In conversations with Doug Eck, philosophy is so much mixed up with narrative, and commentary with chit chat, that you’re tempted to stand ready with a pen a paper to capture his spontaneous bursts of insight. It all comes fast, though, so even jotting may not be an option – two or three words into your note, and he’s on to something else even more vital to your collection of words to live by.
His sculptures have a similar sense of discovery, of pages turning, of understandings and ideas coming one after another. Fortunately, the timeless bronze art form allows ample time for reflection and careful scrutiny, for recognizing what might be there that wasn’t instantly apparent.

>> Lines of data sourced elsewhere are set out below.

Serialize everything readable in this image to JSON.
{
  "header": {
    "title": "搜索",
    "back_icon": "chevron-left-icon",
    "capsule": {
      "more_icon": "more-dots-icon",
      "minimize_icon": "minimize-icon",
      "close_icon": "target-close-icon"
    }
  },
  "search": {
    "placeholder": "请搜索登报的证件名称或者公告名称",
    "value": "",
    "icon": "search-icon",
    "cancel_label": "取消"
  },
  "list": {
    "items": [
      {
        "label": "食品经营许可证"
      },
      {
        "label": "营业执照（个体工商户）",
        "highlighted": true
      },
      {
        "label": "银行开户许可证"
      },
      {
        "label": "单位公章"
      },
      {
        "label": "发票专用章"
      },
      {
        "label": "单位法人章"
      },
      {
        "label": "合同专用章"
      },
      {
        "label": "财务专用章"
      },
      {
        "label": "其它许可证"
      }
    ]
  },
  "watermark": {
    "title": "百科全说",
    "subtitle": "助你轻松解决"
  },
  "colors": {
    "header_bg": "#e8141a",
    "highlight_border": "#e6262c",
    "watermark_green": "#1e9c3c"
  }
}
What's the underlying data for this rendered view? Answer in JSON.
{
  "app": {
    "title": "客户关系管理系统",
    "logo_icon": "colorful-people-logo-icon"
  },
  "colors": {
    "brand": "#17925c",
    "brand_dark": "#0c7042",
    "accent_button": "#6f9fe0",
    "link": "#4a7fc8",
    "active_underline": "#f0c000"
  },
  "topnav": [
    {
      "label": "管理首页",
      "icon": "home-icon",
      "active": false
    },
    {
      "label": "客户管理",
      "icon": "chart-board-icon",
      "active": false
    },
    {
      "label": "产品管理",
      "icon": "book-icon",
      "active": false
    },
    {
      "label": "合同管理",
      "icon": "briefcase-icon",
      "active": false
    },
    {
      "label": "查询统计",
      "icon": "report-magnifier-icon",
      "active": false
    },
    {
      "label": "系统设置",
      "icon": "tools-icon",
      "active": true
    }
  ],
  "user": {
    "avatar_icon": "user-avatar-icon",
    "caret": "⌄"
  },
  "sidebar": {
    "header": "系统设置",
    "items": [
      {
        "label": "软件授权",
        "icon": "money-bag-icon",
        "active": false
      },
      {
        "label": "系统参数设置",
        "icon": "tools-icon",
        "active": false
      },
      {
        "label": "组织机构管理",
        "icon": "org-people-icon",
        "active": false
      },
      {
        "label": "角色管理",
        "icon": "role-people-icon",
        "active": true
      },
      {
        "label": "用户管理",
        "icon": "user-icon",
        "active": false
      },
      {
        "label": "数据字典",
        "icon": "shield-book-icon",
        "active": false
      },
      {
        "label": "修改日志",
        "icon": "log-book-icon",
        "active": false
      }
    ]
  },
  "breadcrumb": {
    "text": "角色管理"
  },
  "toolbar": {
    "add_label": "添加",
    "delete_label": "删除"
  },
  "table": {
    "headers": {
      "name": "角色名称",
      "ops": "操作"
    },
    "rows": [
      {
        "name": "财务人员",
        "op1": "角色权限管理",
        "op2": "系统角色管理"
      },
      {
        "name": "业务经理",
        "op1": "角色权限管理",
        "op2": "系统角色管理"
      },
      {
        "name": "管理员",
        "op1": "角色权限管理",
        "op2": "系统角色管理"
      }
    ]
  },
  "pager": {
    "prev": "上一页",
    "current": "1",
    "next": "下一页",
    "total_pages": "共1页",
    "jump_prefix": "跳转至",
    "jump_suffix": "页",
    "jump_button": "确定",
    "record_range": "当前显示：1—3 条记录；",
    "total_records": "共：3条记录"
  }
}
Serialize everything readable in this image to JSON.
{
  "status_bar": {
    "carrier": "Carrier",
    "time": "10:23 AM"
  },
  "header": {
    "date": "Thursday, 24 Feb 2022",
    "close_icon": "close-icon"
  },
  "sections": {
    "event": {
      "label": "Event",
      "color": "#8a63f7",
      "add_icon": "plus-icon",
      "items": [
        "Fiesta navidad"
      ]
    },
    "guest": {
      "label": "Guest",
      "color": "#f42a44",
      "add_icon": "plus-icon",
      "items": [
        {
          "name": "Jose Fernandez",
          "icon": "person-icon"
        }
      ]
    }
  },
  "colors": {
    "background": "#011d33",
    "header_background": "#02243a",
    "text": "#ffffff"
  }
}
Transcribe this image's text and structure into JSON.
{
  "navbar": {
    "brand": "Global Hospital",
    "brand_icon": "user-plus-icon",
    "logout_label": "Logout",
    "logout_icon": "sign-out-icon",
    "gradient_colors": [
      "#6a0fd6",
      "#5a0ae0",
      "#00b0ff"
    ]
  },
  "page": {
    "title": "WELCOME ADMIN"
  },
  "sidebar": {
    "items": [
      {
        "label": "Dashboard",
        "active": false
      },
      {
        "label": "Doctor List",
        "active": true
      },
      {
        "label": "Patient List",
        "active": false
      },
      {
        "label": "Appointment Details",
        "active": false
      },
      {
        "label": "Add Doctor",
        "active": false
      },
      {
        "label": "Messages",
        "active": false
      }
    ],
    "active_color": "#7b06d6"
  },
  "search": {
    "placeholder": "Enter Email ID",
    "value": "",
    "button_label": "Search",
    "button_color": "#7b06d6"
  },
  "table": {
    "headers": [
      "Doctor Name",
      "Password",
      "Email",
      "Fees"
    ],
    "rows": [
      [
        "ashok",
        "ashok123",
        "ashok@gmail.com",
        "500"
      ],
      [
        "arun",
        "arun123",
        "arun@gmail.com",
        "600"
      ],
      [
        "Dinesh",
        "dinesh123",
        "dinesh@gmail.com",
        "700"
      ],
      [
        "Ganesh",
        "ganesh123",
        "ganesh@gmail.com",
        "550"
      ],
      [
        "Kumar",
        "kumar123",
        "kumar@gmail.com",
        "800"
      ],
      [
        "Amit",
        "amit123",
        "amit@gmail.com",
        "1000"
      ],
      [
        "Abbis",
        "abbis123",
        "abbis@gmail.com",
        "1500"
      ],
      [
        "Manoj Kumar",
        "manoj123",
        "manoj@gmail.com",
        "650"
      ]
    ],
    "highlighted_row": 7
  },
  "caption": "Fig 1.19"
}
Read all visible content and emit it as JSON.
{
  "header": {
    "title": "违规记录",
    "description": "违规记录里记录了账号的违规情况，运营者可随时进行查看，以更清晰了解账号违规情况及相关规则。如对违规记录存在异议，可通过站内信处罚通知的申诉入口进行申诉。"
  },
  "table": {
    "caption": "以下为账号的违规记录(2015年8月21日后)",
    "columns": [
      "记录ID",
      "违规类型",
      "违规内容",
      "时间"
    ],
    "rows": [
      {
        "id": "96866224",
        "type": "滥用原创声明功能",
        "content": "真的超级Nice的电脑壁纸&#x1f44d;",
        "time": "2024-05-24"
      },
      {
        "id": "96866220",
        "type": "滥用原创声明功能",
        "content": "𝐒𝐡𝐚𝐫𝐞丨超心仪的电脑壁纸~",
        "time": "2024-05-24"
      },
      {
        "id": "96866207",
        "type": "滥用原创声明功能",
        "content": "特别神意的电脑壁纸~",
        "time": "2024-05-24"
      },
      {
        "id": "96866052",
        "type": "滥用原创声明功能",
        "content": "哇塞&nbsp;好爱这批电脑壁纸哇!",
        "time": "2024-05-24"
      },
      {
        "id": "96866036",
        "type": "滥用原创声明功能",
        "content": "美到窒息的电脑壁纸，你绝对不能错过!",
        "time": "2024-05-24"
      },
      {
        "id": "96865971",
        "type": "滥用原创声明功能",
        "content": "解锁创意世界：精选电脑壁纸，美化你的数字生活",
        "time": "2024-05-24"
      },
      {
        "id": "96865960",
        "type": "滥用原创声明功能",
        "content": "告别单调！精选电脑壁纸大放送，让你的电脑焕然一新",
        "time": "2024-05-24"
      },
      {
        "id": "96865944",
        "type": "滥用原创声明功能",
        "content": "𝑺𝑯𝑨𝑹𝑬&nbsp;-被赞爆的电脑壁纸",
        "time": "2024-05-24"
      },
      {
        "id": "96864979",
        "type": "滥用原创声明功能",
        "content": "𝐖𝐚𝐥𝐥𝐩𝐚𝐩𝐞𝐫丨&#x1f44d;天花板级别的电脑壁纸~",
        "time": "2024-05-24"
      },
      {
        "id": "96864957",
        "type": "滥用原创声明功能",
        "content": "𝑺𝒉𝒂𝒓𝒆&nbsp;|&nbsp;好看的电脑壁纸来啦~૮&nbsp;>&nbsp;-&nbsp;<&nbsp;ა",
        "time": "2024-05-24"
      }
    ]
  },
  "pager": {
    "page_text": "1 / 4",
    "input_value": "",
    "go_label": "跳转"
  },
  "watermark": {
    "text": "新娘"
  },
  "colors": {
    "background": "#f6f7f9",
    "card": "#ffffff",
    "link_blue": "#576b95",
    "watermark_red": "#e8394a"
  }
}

And yet the temptation to skip from one of his works to the next and the next is almost irresistible when you’ve got a number of his bronzes all in one place – each piece is dramatic and the works as a whole so dynamic that, like a good book, each draws you further along, and you can’t wait to see it all.

Doug’s own life story sweeps along like that, too. In fact, he’ll give a rapid-fire overview that includes many diverse jobs and situations – working a trapping line, framing houses, breaking horses, finishing concrete, working heavy construction on bridges and skyscrapers, successful stints in travel writing and radio, even sales jobs and management of sporting goods stores.

Yet the real constant in his life has always been his passion for wildlife and the outdoors. Even while carrying off his (often quite literally) heavy work load, Doug also learned and